Rival tribes spend $13M to block Tohono O'odham Nation casino (9/16)
Mark Charles: Trail of Tears sign points to much deeper problem (9/16)
Donna Ennis: Don't let ethnic imposters take away our identity (9/16)
Serial killer sentenced to life term for murder of Native woman (9/16)
Civil rights complaint filed over repeated denial of honor song (9/16)
Sen. Cantwell to introduce bill to end NFL's tax-exempt status (9/16)
House backs package to transfer federal land to Te-Moak Tribe (9/16)
Fort Belknap Tribe detained state game warden for trespassing (9/16)
Mohegan Tribe to open first Smashburger location in December (9/16)
Police in Ontario investigate letter that threatens Native people (9/16)
Urban Indian population grows in Brazil's poorest neighborhoods (9/16)
Indian family in Washington continues bid for casino on allotment (9/16)
Saginaw Chippewa Tribe challenges NLRB jurisdiction over casino (9/16)
Mohegan Tribe loses bid for commercial casino in Massachusetts (9/16)
Connecticut tribes see another decline in slot machine revenues (9/16)
Tim Giago: Standing tall for Native American Day in South Dakota (9/15)
Native Sun News: Northern Cheyenne man beaten by BIA officer (9/15)
Mark Trahant: Ten reasons why every Native person should vote (9/15)
Jay Daniels: Still waiting on that final Cobell settlement payment (9/15)
Vote set on bill to protect Gun Lake Tribe's casino from litigation (9/15)
HUD settles complaint for couple on Turtle Mountain Reservation (9/15)
Bryan Brewer: Approve HR3043 to stop IRS harassment of tribes (9/15)
Maryann McGovran: Vote for North Fork Rancheria's gaming deal (9/15)
Donna Ennis: Tribal banishments are a form of cultural genocide (9/15)
Steven Newcomb: Political meanings restrict indigenous peoples (9/15)
Bruce Anderson: Washington team name preserves stereotypes (9/15)
Column: DC-area Native people oppose NFL team's racist mascot (9/15)
House set to vote on bill to transfer federal land to Te-Moak Tribe (9/15)
more headlines...

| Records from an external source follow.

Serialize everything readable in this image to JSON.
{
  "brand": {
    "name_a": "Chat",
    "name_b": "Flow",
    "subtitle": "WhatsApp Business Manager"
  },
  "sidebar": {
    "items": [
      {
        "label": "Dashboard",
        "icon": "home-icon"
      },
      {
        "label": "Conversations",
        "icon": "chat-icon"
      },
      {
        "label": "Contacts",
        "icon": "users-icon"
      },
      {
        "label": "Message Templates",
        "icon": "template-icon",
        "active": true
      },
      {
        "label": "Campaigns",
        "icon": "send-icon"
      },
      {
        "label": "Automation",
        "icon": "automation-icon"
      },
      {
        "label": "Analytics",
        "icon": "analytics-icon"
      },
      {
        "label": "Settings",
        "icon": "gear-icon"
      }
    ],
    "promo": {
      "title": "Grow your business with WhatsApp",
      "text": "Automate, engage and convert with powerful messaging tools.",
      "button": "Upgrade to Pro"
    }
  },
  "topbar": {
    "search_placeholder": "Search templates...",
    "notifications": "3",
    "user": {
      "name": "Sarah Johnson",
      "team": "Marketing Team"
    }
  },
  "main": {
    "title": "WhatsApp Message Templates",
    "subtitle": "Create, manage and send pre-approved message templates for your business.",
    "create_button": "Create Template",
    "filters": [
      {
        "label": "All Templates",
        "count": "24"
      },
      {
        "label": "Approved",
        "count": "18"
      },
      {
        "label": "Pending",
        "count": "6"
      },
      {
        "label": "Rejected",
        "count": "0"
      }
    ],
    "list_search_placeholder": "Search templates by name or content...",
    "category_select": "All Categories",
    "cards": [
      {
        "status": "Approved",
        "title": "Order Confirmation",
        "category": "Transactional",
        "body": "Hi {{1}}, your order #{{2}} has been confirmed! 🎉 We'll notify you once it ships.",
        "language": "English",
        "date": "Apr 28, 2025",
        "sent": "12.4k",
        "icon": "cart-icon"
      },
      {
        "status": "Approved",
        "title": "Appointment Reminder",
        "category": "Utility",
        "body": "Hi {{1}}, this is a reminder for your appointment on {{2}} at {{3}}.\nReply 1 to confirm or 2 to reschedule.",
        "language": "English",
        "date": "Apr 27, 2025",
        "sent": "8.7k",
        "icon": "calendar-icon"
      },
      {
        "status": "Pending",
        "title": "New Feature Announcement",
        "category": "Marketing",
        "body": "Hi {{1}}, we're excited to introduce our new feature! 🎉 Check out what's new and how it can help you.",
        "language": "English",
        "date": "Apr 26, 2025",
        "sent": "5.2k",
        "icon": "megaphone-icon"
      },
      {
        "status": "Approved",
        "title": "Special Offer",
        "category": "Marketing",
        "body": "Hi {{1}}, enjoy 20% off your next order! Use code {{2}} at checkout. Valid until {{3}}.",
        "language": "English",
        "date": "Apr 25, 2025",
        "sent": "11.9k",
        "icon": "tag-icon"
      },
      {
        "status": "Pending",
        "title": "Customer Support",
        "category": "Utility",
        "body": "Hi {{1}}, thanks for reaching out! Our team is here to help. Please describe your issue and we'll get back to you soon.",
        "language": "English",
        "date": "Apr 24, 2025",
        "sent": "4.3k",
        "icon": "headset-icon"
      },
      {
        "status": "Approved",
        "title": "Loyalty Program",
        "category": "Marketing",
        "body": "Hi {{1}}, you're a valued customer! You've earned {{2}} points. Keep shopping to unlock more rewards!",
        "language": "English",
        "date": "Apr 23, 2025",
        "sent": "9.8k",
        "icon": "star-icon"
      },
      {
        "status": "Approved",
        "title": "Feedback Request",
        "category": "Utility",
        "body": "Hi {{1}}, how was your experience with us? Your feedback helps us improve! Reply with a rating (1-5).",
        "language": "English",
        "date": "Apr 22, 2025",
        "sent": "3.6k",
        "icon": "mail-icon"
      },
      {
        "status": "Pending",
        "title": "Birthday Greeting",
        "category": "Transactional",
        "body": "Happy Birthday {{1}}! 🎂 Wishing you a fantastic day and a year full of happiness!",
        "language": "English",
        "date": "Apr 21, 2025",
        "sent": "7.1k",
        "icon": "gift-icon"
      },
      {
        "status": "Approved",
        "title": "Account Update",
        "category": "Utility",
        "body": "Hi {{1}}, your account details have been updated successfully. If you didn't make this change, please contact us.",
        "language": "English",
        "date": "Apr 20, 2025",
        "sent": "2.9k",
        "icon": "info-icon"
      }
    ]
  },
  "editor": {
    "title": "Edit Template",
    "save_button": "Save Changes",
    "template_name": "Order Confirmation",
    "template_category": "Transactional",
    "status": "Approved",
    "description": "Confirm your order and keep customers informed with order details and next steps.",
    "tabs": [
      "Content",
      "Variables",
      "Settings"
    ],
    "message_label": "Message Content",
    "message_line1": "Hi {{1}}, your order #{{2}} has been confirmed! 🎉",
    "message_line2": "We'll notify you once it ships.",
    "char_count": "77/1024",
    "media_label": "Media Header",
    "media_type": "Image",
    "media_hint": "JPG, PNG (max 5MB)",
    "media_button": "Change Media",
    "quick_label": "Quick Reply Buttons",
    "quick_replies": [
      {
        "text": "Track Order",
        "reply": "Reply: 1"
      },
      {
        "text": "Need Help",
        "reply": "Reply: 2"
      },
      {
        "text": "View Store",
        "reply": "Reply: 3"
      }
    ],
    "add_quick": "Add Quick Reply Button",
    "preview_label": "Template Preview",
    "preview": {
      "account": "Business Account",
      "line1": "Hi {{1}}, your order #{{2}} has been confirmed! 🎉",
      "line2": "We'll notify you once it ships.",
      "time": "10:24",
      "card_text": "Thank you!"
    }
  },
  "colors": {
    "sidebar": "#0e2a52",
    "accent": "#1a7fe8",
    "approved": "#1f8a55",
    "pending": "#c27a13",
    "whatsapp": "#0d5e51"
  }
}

Home | Arts & Entertainment | Business | Canada | Cobell Lawsuit | Education | Environment | Federal Recognition | Federal Register | Forum | Health | Humor | Indian Gaming | Indian Trust | Jack Abramoff Scandal | Jobs & Notices | Law | National | News | Opinion | Politics | Sports | Technology | World

Indianz.Com Terms of Service | Indianz.Com Privacy Policy
About Indianz.Com | Advertise on Indianz.Com

Indianz.Com is a product of Noble Savage Media, LLC and Ho-Chunk, Inc.